Preparing for your death and answering some questions can be a great help to you and the people who are closest to you. It is not something to dwell on but if you make a will, decide on burial arrangements and importantly communicate what care you want, where will you spend your last days and who will make decisions if you are unable to.
By planning what will happen you can put your mind at rest and get on with living your life to the full.
Coping with loss
Sometimes it will feel like the grief will never stop and it can all be overwhelming. Grief is a natural process and what is important is that you feel free to express yourself to help you deal with your loss. When a person you look after dies, you may be not only losing a loved one, but as a carer you may be losing your sense of purpose when your caring role ends.
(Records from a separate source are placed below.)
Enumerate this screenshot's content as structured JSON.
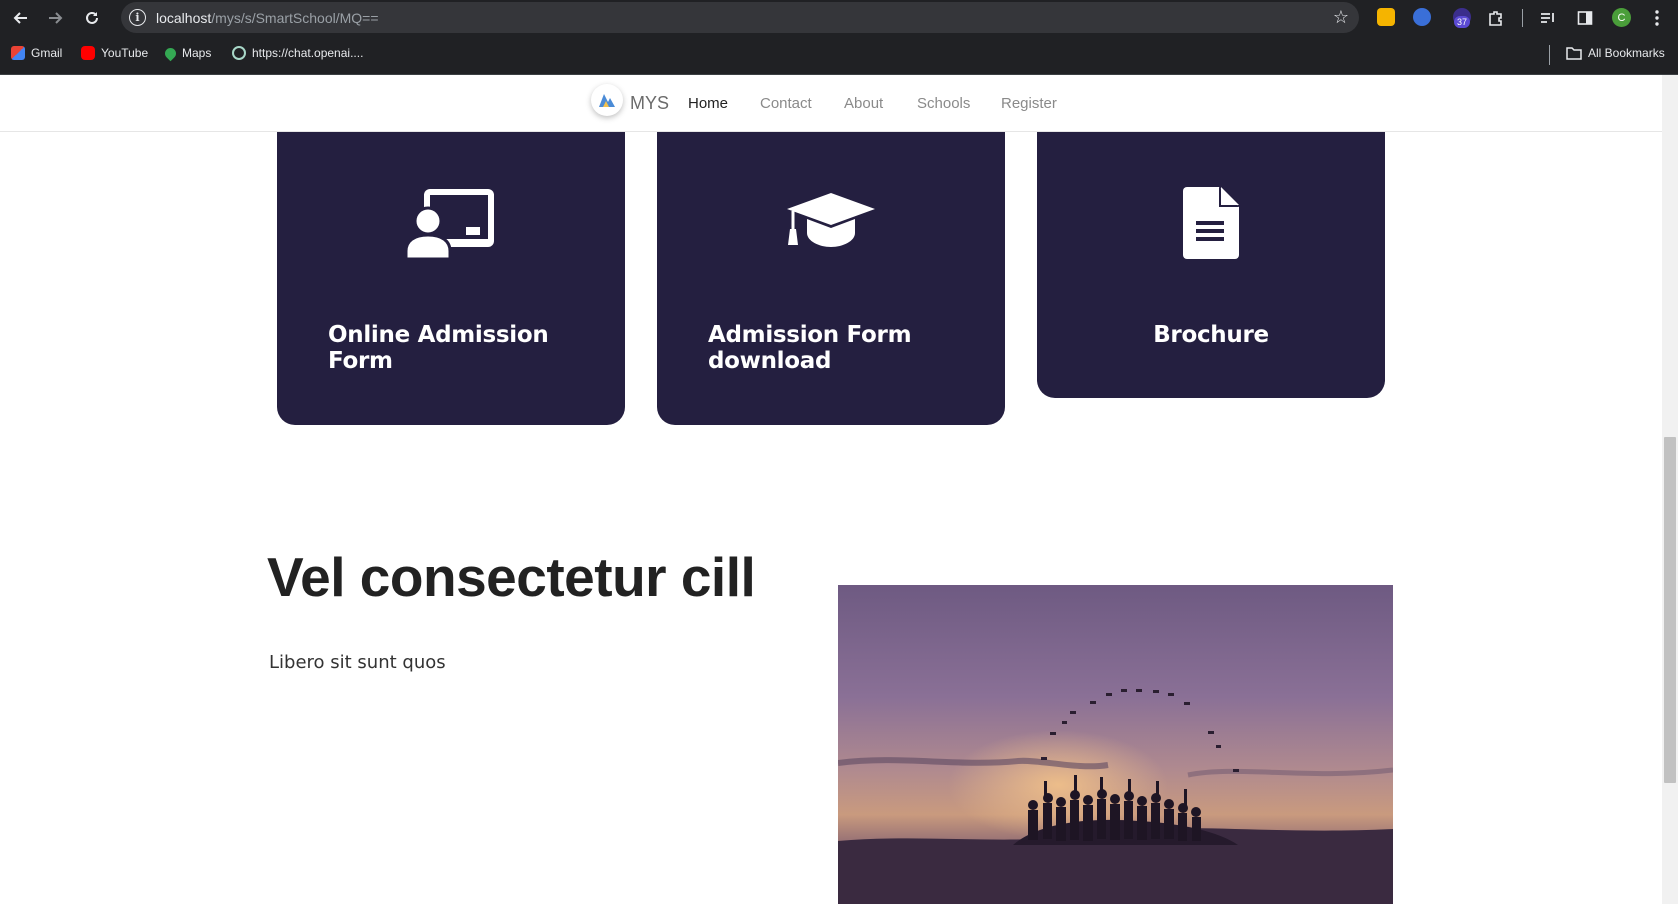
{
  "browser": {
    "url_host": "localhost",
    "url_path": "/mys/s/SmartSchool/MQ==",
    "extension_badge": "37",
    "profile_initial": "C",
    "bookmarks": [
      {
        "label": "Gmail"
      },
      {
        "label": "YouTube"
      },
      {
        "label": "Maps"
      },
      {
        "label": "https://chat.openai...."
      }
    ],
    "all_bookmarks_label": "All Bookmarks"
  },
  "navbar": {
    "brand": "MYS",
    "links": [
      {
        "label": "Home",
        "active": true
      },
      {
        "label": "Contact",
        "active": false
      },
      {
        "label": "About",
        "active": false
      },
      {
        "label": "Schools",
        "active": false
      },
      {
        "label": "Register",
        "active": false
      }
    ]
  },
  "cards": [
    {
      "title": "Online Admission Form",
      "icon": "teacher-icon"
    },
    {
      "title": "Admission Form download",
      "icon": "graduation-cap-icon"
    },
    {
      "title": "Brochure",
      "icon": "document-icon"
    }
  ],
  "section": {
    "headline": "Vel consectetur cill",
    "lead": "Libero sit sunt quos",
    "image": "graduation-silhouette-photo"
  },
  "colors": {
    "card_bg": "#241f40",
    "chrome_bg": "#202124"
  }
}
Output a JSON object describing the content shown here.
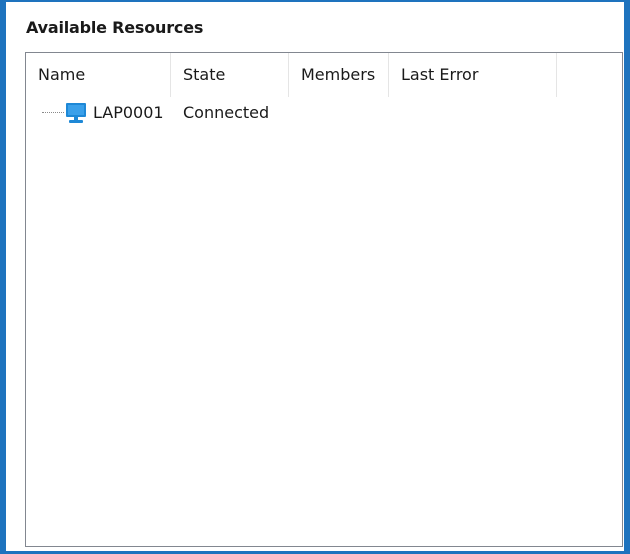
{
  "section": {
    "title": "Available Resources"
  },
  "table": {
    "columns": [
      "Name",
      "State",
      "Members",
      "Last Error"
    ],
    "rows": [
      {
        "icon": "computer-monitor-icon",
        "name": "LAP0001",
        "state": "Connected",
        "members": "",
        "last_error": ""
      }
    ]
  },
  "colors": {
    "frame_accent": "#1e73be",
    "monitor_icon": "#1e88d6"
  }
}
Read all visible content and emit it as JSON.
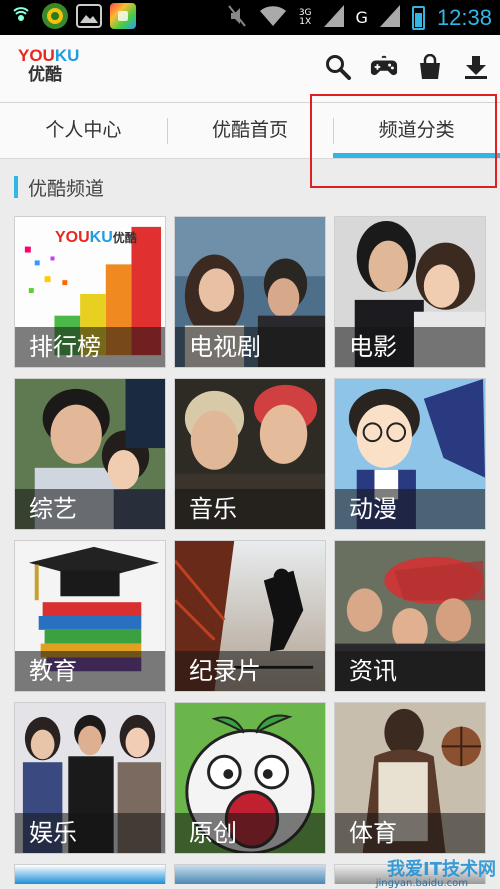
{
  "status_bar": {
    "network_small_top": "3G",
    "network_small_bottom": "1X",
    "network_g": "G",
    "time": "12:38"
  },
  "header": {
    "logo_en_you": "YOU",
    "logo_en_ku": "KU",
    "logo_cn": "优酷",
    "icons": [
      "search-icon",
      "gamepad-icon",
      "shopping-bag-icon",
      "download-icon"
    ]
  },
  "tabs": [
    {
      "label": "个人中心",
      "active": false
    },
    {
      "label": "优酷首页",
      "active": false
    },
    {
      "label": "频道分类",
      "active": true
    }
  ],
  "section": {
    "title": "优酷频道"
  },
  "channels": [
    {
      "label": "排行榜",
      "logo_you": "YOU",
      "logo_ku": "KU",
      "logo_cn": "优酷"
    },
    {
      "label": "电视剧"
    },
    {
      "label": "电影"
    },
    {
      "label": "综艺"
    },
    {
      "label": "音乐"
    },
    {
      "label": "动漫"
    },
    {
      "label": "教育"
    },
    {
      "label": "纪录片"
    },
    {
      "label": "资讯"
    },
    {
      "label": "娱乐"
    },
    {
      "label": "原创"
    },
    {
      "label": "体育"
    }
  ],
  "watermark": {
    "main": "我爱IT技术网",
    "sub": "jingyan.baidu.com"
  },
  "colors": {
    "accent": "#33b5e5",
    "highlight_box": "#e02020",
    "brand_red": "#e8281e",
    "brand_blue": "#1d9de2"
  }
}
Free, confidential information and advice to help you as a carer is available from Carers Direct:
0808 802 0202
Cruse Bereavement Care is the leading bereavement charity in the UK,
0844 477 9400 www.crusebereavementcare.org.uk
You can also ask your GP and other health professionals for a list of counselling services for you or other members of your family.
The death of a pet can also be very difficult and your vet may be able to offer access to local support groups.
There is a belief that a hospice is where everyone goes to die. That is not true. The average stay in a hospice is twelve to fourteen days, after which many patients return home.
During their stay, patients receive treatment (known as palliative care) to help relieve pain and other symptoms causing discomfort. They will also receive a great deal of love, care and skilled attention from trained medical, nursing and support professionals.
Hospice patients can be any age, from the tiny baby to the very old. There are a number of hospices in the Merseyside area and the following are based in Liverpool:
Woodlands Hospice Liverpool
0151 529 2299 www.woodlandshospice.org
Marie Curie Hospice Liverpool
0151 801 1470 www.mariecurie.org.uk/liverpool
Zöe’s Place offers palliative respite and terminal care for children up to the age of 5 years with complex and life limiting illnesses.
0151 228 0353 www.zoesplaceliverpool.org